**To do**
When a line below contains the word "true", copy that line.

-------- Input material

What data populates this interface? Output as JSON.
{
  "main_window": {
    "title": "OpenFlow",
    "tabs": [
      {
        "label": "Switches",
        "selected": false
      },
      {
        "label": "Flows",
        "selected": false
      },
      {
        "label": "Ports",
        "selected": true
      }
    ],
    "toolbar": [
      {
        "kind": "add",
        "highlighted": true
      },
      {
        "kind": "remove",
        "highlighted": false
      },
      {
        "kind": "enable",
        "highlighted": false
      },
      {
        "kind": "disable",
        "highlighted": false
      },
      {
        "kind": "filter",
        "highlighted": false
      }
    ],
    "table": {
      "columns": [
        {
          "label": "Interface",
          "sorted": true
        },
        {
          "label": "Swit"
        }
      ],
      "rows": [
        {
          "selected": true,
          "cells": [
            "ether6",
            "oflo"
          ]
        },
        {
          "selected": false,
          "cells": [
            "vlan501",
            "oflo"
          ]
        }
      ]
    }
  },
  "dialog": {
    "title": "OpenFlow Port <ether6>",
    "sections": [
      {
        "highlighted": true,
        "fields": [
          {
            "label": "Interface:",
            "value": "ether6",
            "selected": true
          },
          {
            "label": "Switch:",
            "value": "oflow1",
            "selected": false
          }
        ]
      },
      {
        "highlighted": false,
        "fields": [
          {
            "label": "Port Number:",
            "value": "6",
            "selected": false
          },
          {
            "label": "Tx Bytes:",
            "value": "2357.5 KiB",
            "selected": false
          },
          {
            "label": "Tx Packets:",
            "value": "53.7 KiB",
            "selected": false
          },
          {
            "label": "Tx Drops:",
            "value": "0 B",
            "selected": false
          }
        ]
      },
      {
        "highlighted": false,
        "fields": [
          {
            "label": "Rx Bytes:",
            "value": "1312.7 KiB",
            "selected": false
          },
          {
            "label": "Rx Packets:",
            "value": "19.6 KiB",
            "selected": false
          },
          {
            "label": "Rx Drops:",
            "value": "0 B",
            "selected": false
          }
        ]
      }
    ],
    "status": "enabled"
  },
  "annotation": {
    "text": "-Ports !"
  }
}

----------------

**Response to the task**
        "selected": true
        "highlighted": true
          "sorted": true
          "selected": true,
        "highlighted": true,
            "selected": true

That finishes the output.